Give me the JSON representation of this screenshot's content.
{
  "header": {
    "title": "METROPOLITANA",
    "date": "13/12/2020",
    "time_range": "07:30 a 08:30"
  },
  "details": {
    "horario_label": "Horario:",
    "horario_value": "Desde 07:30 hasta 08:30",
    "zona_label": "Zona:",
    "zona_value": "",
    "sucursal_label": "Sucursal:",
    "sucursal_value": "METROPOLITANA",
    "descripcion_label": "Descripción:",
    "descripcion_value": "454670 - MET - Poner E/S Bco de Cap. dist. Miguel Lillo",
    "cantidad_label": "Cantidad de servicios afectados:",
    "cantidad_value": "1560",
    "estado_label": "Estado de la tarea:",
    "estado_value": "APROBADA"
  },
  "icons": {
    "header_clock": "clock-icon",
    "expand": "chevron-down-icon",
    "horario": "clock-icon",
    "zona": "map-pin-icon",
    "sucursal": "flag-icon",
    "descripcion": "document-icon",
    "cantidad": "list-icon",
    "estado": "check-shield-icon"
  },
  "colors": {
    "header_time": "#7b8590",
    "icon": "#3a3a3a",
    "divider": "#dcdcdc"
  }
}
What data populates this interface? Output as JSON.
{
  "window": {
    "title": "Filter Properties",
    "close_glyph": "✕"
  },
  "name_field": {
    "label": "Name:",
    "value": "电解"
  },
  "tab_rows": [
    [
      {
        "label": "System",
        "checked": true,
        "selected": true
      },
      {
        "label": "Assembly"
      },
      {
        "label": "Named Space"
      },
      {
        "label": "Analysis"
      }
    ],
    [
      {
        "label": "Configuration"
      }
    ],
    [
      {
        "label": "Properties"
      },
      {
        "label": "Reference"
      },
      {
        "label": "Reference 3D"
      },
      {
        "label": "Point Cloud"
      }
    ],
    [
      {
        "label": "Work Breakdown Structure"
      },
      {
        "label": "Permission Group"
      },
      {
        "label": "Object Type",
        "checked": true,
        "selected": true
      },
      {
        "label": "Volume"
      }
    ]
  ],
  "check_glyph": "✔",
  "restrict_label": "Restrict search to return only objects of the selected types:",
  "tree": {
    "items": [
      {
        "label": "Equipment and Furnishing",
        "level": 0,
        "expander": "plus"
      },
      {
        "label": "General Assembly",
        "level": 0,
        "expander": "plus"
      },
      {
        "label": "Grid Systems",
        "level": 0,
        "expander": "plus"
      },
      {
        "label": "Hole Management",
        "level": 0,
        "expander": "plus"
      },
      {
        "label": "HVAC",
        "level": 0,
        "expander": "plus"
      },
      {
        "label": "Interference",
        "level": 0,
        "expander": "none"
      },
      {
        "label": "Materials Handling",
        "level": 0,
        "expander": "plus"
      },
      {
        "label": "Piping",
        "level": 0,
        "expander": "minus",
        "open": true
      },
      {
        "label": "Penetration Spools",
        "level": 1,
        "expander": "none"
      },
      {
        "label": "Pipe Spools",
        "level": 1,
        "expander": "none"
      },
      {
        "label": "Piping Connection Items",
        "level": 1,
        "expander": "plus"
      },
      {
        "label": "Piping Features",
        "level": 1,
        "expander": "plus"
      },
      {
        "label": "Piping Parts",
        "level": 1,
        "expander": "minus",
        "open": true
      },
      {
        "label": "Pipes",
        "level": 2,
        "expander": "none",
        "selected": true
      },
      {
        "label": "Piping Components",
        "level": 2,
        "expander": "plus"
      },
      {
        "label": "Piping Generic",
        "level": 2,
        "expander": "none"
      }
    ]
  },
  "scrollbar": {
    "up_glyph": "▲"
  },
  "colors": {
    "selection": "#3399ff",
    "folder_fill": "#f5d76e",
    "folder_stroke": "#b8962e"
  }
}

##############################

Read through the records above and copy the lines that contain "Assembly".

* ANSWER TO THIS PROBLEM:
        "label": "Assembly"
        "label": "General Assembly",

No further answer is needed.